Symbolism
You can’t beat trees for symbolism. They are so strong and resilient, and yet so graceful, flexible, and nurturing. And they can live for hundreds of years. Pretty inspiring. Furthermore, lots of trees are used for medicinal purposes. Even if a willow isn’t actually harvested for its analgesic properties, it can still be a good symbol of pain relief in a setting where healing is the goal.

Alone with myself
The trees bend to caress me
The shade hugs my heart.
~Candy Polgar

Sensory engagement
Sight is the most obvious sense, and we can appreciate a tree from a distance, from below looking up at the leaves and the patterns of light filtered through them, from above looking down through a window onto green rather than brown or grey. Remember Roger Ulrich’s seminal study* of patients recovering from surgery? The view that the patients had who recovered faster and needed pain medication was of a grove of trees. (more…)

Planting the Healing Garden: Joys of Early Spring (Redux)

Thursday, April 21st, 2011
Serviceberry (Amelanchier spp.) in bloom. Photo by Naomi Sachs
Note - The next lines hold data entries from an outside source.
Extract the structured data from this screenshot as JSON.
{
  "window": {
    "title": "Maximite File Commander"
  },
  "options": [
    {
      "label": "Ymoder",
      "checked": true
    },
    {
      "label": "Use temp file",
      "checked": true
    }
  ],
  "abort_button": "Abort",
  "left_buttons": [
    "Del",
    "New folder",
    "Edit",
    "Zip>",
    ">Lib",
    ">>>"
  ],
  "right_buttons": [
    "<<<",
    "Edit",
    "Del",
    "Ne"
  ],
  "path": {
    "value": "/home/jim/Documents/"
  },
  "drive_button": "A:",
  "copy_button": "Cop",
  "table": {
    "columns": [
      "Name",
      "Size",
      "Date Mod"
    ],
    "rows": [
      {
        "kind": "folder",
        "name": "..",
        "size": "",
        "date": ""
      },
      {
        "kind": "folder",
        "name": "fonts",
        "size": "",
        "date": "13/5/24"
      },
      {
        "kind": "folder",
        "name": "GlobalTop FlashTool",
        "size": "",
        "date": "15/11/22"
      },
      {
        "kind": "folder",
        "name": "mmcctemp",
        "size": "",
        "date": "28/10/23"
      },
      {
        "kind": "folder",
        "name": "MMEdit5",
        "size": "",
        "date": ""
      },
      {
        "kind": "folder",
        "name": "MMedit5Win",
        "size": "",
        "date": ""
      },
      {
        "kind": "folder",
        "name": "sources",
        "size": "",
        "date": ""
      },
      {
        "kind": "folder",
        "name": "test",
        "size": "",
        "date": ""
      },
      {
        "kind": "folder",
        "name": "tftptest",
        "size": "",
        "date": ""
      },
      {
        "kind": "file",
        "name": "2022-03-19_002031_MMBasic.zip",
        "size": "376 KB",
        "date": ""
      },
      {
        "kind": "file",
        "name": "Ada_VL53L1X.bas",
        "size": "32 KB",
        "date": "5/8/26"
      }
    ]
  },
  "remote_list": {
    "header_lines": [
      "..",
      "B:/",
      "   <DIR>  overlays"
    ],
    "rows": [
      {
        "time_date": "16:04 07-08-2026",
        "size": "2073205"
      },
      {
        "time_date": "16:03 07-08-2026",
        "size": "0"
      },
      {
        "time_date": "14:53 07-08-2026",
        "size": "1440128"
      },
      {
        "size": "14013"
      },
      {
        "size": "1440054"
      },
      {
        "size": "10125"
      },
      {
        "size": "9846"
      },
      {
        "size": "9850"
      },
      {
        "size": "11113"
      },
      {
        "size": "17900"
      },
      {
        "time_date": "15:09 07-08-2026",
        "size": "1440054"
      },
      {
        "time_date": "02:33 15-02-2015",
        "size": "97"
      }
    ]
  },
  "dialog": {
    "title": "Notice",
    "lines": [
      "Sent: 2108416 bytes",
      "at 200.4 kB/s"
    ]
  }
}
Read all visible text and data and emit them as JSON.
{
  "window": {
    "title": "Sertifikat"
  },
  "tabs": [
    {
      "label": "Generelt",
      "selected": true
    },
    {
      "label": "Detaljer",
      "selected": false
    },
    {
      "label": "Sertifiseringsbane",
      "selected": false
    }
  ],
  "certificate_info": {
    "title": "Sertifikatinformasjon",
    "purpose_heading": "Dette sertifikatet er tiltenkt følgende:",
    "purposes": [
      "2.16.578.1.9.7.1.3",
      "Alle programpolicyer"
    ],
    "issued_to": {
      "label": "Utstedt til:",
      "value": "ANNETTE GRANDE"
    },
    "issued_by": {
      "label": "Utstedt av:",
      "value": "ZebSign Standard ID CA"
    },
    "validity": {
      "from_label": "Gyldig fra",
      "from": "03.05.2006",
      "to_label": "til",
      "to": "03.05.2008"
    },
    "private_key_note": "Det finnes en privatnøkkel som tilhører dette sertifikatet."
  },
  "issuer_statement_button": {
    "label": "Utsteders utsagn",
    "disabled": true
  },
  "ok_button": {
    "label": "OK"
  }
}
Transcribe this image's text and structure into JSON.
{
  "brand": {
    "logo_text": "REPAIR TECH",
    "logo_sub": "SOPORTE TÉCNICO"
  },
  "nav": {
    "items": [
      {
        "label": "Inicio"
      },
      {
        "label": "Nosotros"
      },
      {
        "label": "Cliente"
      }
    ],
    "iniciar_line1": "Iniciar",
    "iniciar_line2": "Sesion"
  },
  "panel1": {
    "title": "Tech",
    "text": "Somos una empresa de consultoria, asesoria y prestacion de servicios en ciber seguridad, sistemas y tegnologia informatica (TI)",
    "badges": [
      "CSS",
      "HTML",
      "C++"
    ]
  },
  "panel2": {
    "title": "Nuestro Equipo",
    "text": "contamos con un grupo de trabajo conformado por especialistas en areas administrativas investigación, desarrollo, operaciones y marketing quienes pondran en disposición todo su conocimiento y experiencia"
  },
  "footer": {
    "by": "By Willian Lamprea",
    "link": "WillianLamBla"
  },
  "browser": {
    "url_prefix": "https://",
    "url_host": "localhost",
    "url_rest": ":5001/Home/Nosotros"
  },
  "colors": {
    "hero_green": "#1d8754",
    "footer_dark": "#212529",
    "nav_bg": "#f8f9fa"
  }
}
Serviceberry (Amelanchier spp.) in bloom. Photo by Naomi Sachs

I wrote a post last year on this subject, and as it’s April again and I still feel the same way about the wonders of early spring (in my neck of the woods, anyway – I realize that down south things are much further along, and that things are way different in other parts of the country and world), I’m pointing you to that post from last year. Lots of pretty pictures in addition to my usual words of wisdom:) Planting the Healing Garden: The Quiet Joys of Early Spring. Enjoy!